Every line of the data below is to be duplicated exactly, pictures excepted.

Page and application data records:
□ □ □

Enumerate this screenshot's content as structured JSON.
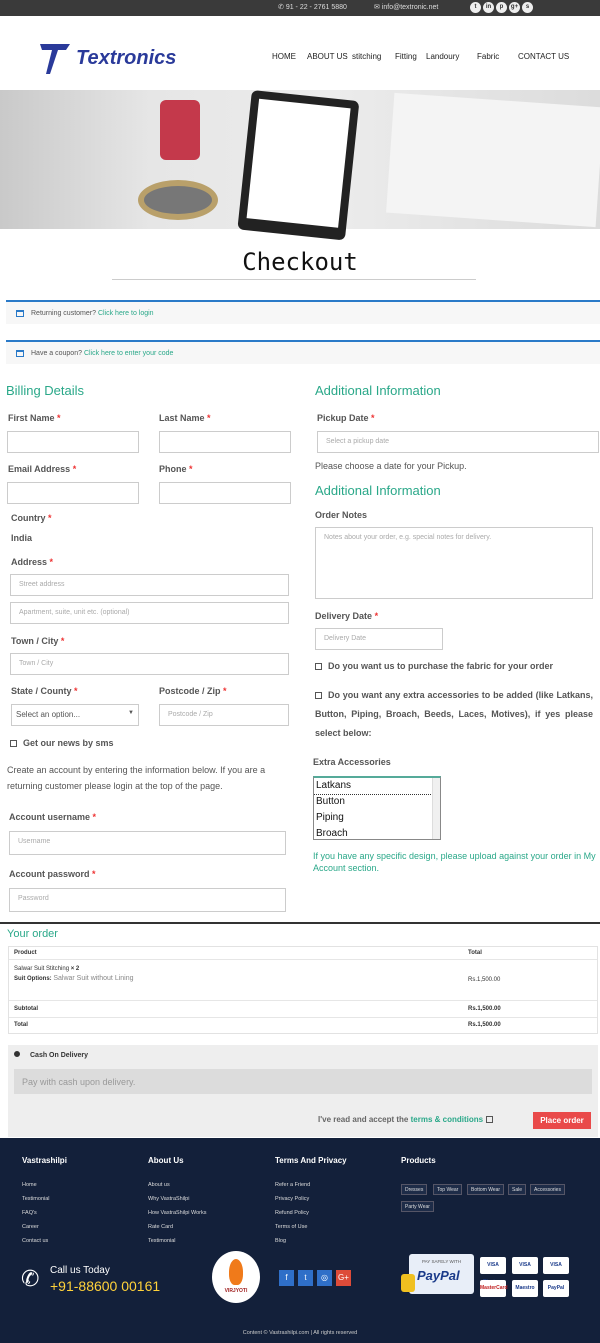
{
  "topbar": {
    "phone": "91 - 22 - 2761 5880",
    "email": "info@textronic.net",
    "social": [
      "twitter-icon",
      "linkedin-icon",
      "pinterest-icon",
      "googleplus-icon",
      "skype-icon"
    ]
  },
  "logo": {
    "text": "Textronics"
  },
  "nav": [
    "HOME",
    "ABOUT US",
    "stitching",
    "Fitting",
    "Landoury",
    "Fabric",
    "CONTACT US"
  ],
  "page_title": "Checkout",
  "notices": {
    "returning_prefix": "Returning customer?",
    "returning_link": "Click here to login",
    "coupon_prefix": "Have a coupon?",
    "coupon_link": "Click here to enter your code"
  },
  "billing": {
    "heading": "Billing Details",
    "first_name": "First Name",
    "last_name": "Last Name",
    "email": "Email Address",
    "phone": "Phone",
    "country_label": "Country",
    "country_value": "India",
    "address_label": "Address",
    "street_ph": "Street address",
    "apt_ph": "Apartment, suite, unit etc. (optional)",
    "town_label": "Town / City",
    "town_ph": "Town / City",
    "state_label": "State / County",
    "state_value": "Select an option...",
    "postcode_label": "Postcode / Zip",
    "postcode_ph": "Postcode / Zip",
    "news_label": "Get our news by sms",
    "account_note": "Create an account by entering the information below. If you are a returning customer please login at the top of the page.",
    "username_label": "Account username",
    "username_ph": "Username",
    "password_label": "Account password",
    "password_ph": "Password"
  },
  "additional": {
    "heading": "Additional Information",
    "pickup_label": "Pickup Date",
    "pickup_ph": "Select a pickup date",
    "pickup_note": "Please choose a date for your Pickup.",
    "heading2": "Additional Information",
    "notes_label": "Order Notes",
    "notes_ph": "Notes about your order, e.g. special notes for delivery.",
    "delivery_label": "Delivery Date",
    "delivery_ph": "Delivery Date",
    "fabric_q": "Do you want us to purchase the fabric for your order",
    "accessories_q": "Do you want any extra accessories to be added (like Latkans, Button, Piping, Broach, Beeds, Laces, Motives), if yes please select below:",
    "extra_label": "Extra Accessories",
    "extra_options": [
      "Latkans",
      "Button",
      "Piping",
      "Broach"
    ],
    "upload_note": "If you have any specific design, please upload against your order in My Account section."
  },
  "order": {
    "heading": "Your order",
    "col_product": "Product",
    "col_total": "Total",
    "item_name": "Salwar Suit Stitching",
    "item_qty": "× 2",
    "option_label": "Suit Options:",
    "option_value": "Salwar Suit without Lining",
    "item_total": "Rs.1,500.00",
    "subtotal_label": "Subtotal",
    "subtotal": "Rs.1,500.00",
    "total_label": "Total",
    "total": "Rs.1,500.00"
  },
  "payment": {
    "method": "Cash On Delivery",
    "message": "Pay with cash upon delivery.",
    "terms_prefix": "I've read and accept the",
    "terms_link": "terms & conditions",
    "button": "Place order"
  },
  "footer": {
    "col1_title": "Vastrashilpi",
    "col1": [
      "Home",
      "Testimonial",
      "FAQ's",
      "Career",
      "Contact us"
    ],
    "col2_title": "About Us",
    "col2": [
      "About us",
      "Why VastraShilpi",
      "How VastraShilpi Works",
      "Rate Card",
      "Testimonial"
    ],
    "col3_title": "Terms And Privacy",
    "col3": [
      "Refer a Friend",
      "Privacy Policy",
      "Refund Policy",
      "Terms of Use",
      "Blog"
    ],
    "col4_title": "Products",
    "products": [
      "Dresses",
      "Top Wear",
      "Bottom Wear",
      "Sale",
      "Accessories",
      "Party Wear"
    ],
    "call_label": "Call us Today",
    "call_number": "+91-88600 00161",
    "brand_badge": "VIRJYOTI",
    "paypal_tag": "PAY SAFELY WITH",
    "paypal": "PayPal",
    "cards": [
      "VISA Electron",
      "VISA",
      "VISA",
      "MasterCard",
      "Maestro",
      "PayPal"
    ],
    "copyright": "Content © Vastrashilpi.com | All rights reserved"
  }
}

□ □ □

Finished task
Enumerate this screenshot's content as structured JSON.
{
  "topbar": {
    "phone": "91 - 22 - 2761 5880",
    "email": "info@textronic.net",
    "social": [
      "twitter-icon",
      "linkedin-icon",
      "pinterest-icon",
      "googleplus-icon",
      "skype-icon"
    ]
  },
  "logo": {
    "text": "Textronics"
  },
  "nav": [
    "HOME",
    "ABOUT US",
    "stitching",
    "Fitting",
    "Landoury",
    "Fabric",
    "CONTACT US"
  ],
  "page_title": "Checkout",
  "notices": {
    "returning_prefix": "Returning customer?",
    "returning_link": "Click here to login",
    "coupon_prefix": "Have a coupon?",
    "coupon_link": "Click here to enter your code"
  },
  "billing": {
    "heading": "Billing Details",
    "first_name": "First Name",
    "last_name": "Last Name",
    "email": "Email Address",
    "phone": "Phone",
    "country_label": "Country",
    "country_value": "India",
    "address_label": "Address",
    "street_ph": "Street address",
    "apt_ph": "Apartment, suite, unit etc. (optional)",
    "town_label": "Town / City",
    "town_ph": "Town / City",
    "state_label": "State / County",
    "state_value": "Select an option...",
    "postcode_label": "Postcode / Zip",
    "postcode_ph": "Postcode / Zip",
    "news_label": "Get our news by sms",
    "account_note": "Create an account by entering the information below. If you are a returning customer please login at the top of the page.",
    "username_label": "Account username",
    "username_ph": "Username",
    "password_label": "Account password",
    "password_ph": "Password"
  },
  "additional": {
    "heading": "Additional Information",
    "pickup_label": "Pickup Date",
    "pickup_ph": "Select a pickup date",
    "pickup_note": "Please choose a date for your Pickup.",
    "heading2": "Additional Information",
    "notes_label": "Order Notes",
    "notes_ph": "Notes about your order, e.g. special notes for delivery.",
    "delivery_label": "Delivery Date",
    "delivery_ph": "Delivery Date",
    "fabric_q": "Do you want us to purchase the fabric for your order",
    "accessories_q": "Do you want any extra accessories to be added (like Latkans, Button, Piping, Broach, Beeds, Laces, Motives), if yes please select below:",
    "extra_label": "Extra Accessories",
    "extra_options": [
      "Latkans",
      "Button",
      "Piping",
      "Broach"
    ],
    "upload_note": "If you have any specific design, please upload against your order in My Account section."
  },
  "order": {
    "heading": "Your order",
    "col_product": "Product",
    "col_total": "Total",
    "item_name": "Salwar Suit Stitching",
    "item_qty": "× 2",
    "option_label": "Suit Options:",
    "option_value": "Salwar Suit without Lining",
    "item_total": "Rs.1,500.00",
    "subtotal_label": "Subtotal",
    "subtotal": "Rs.1,500.00",
    "total_label": "Total",
    "total": "Rs.1,500.00"
  },
  "payment": {
    "method": "Cash On Delivery",
    "message": "Pay with cash upon delivery.",
    "terms_prefix": "I've read and accept the",
    "terms_link": "terms & conditions",
    "button": "Place order"
  },
  "footer": {
    "col1_title": "Vastrashilpi",
    "col1": [
      "Home",
      "Testimonial",
      "FAQ's",
      "Career",
      "Contact us"
    ],
    "col2_title": "About Us",
    "col2": [
      "About us",
      "Why VastraShilpi",
      "How VastraShilpi Works",
      "Rate Card",
      "Testimonial"
    ],
    "col3_title": "Terms And Privacy",
    "col3": [
      "Refer a Friend",
      "Privacy Policy",
      "Refund Policy",
      "Terms of Use",
      "Blog"
    ],
    "col4_title": "Products",
    "products": [
      "Dresses",
      "Top Wear",
      "Bottom Wear",
      "Sale",
      "Accessories",
      "Party Wear"
    ],
    "call_label": "Call us Today",
    "call_number": "+91-88600 00161",
    "brand_badge": "VIRJYOTI",
    "paypal_tag": "PAY SAFELY WITH",
    "paypal": "PayPal",
    "cards": [
      "VISA Electron",
      "VISA",
      "VISA",
      "MasterCard",
      "Maestro",
      "PayPal"
    ],
    "copyright": "Content © Vastrashilpi.com | All rights reserved"
  }
}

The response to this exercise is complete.